Former Massachusetts Sen. Scott Brown is making all the right moves for someone looking to make another Senate run. This time, however, the seat Brown might seek is in neighboring New Hampshire.

Brown, who lost a re-election bid in Massachusetts in 2012, has over the past few weeks become markedly more receptive to the idea of challenging Democratic Sen. Jeanne Shaheen, of New Hampshire, and sources close to the Brown say the odds of him running have risen to 50-50.

“He's certainly leaving the option open, whereas he's closed the door on other races,” including a special Senate election in Massachusetts to fill the seat vacated by Secretary of State John Kerry, and a bid for Massachusetts governor, said one strategist familiar with Brown's thinking. “The only door he's leaving open is New Hampshire Senate.”

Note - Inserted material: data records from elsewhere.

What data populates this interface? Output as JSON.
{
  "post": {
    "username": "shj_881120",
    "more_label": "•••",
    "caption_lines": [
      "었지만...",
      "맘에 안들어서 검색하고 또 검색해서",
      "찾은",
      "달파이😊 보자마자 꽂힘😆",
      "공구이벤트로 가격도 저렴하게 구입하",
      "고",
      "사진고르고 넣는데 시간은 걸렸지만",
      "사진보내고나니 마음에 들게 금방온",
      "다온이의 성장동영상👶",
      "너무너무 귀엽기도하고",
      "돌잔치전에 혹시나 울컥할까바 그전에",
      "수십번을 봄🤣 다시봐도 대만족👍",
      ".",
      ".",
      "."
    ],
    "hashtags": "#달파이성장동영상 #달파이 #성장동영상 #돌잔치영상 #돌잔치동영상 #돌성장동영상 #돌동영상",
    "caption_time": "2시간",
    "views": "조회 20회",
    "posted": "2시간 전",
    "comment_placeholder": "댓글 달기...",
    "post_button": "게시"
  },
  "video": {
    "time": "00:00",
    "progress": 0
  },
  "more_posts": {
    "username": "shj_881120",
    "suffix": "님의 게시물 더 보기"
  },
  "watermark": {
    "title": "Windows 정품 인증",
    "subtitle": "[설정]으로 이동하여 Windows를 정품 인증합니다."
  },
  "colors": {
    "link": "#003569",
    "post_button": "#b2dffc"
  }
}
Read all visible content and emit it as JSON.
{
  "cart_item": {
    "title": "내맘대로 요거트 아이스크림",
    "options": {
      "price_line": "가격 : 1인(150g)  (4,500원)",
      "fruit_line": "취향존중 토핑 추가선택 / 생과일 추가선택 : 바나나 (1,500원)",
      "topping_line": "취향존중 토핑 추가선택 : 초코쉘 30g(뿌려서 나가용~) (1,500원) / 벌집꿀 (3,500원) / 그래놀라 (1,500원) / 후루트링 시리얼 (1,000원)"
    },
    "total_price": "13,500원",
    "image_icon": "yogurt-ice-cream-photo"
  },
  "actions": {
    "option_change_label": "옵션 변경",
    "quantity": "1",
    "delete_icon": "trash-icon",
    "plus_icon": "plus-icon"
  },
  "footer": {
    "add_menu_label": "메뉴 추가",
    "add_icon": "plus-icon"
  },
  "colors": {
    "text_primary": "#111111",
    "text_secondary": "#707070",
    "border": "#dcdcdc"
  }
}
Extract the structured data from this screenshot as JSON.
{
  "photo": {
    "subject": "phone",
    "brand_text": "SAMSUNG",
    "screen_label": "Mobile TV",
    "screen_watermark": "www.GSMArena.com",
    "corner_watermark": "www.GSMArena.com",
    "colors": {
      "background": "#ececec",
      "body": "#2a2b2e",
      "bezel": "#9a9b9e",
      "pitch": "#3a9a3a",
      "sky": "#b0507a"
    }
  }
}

Brown is in no hurry to make a decision before the New Year, but he has been dropping public hints that he's interested. Last month, he erased the "MA" (for Massachusetts) from his Twitter handle, which is now just @SenScottBrown. He established a political action committee in New Hampshire that made a $10,000 contribution to the state GOP. And on Dec. 19, he'll headline a New Hampshire state Republican holiday reception.

Were Brown to enter the race, he would likely command extensive media attention, raise a considerable amount of campaign cash and present a formidable challenge to Shaheen in the general election. A Public Policy Polling survey in September showed Shaheen leading Brown by just 4 percentage points, 48 percent to 44 percent.

Still, the decision to run for the Senate in New Hampshire is not an obvious one for Brown, who is said to enjoy his private-sector job at a law firm since losing to Democrat Elizabeth Warren last year. For a time, there was also a chance two other New Hampshire Republicans -- Rep. Charles Bass or former Rep. Jeb Bradley -- would run as well, and Brown likely would not have challenged either. But both men opted out of the race, and Bass recently told National Journal that he has urged Brown to run.

During a 16-day government shutdown in October, Brown was hesitant about a return to public service. But the sloppy rollout of President Obama's signature health care law has caused him to reconsider. He senses a political opportunity to be seized, allies say. Brown on Tuesday published an op-ed for Fox News that criticized the health care law and made specific mention of New Hampshire.

Sen. Jerry Moran, R-Kan., who leads the National Republican Senatorial Committee, told the Boston Globe last month that the committee wants to recruit Brown to run. New Hampshire political activists just hope Brown will decide soon to reduce uncertainty for the rest of potential GOP field ahead of the September 2014 GOP primary.

New Hampshire Republicans insist Brown would be welcomed into the race, despite his being from Massachusetts.

“We have a tradition up here of giving all candidates a fair shot,” said New Hampshire GOP Chairwoman Jennifer Horn. “As the senator has spent more and more time up here, the feedback I’ve gotten from the grassroots has been overwhelmingly positive.”

Brown will soon be spending much more time in New Hampshire. He is in the process of selling his home in Wrentham, Mass., with plans to move to his vacation home in Rye, N.H.

Brown’s allies and national Republicans were concerned that Brown could be labeled as a “carpetbagger” for state-hopping, but those fears faded somewhat lately when former New Hampshire Sen. Bob Smith, a fellow Republican who spent the last decade living in Florida, announced that he was entering the race.

So far, national Democrats brush off the notion of a resurgent Brown and remain skeptical that he would run for Senate in New Hampshire. Either way, they say, they’re confident in Shaheen’s re-election outlook.

“Jeanne Shaheen is an incredibly strong candidate who is well-liked in New Hampshire and has a strong financial and organizational head start over any potential GOP nominee,” said Democratic Senatorial Campaign Committee spokesperson Justin Barasky.

National Republicans are optimistic about Brown's general-election chances should he run, even to the point of waxing poetic. When asked about Brown's potential candidacy, one Republican operative pointed out that Shaheen sits at the Senate desk that once belonged to former Sen. Daniel Webster, a Whig lawmaker during the 19th century who, before he represented Massachusetts in the Senate, was a member of Congress from New Hampshire.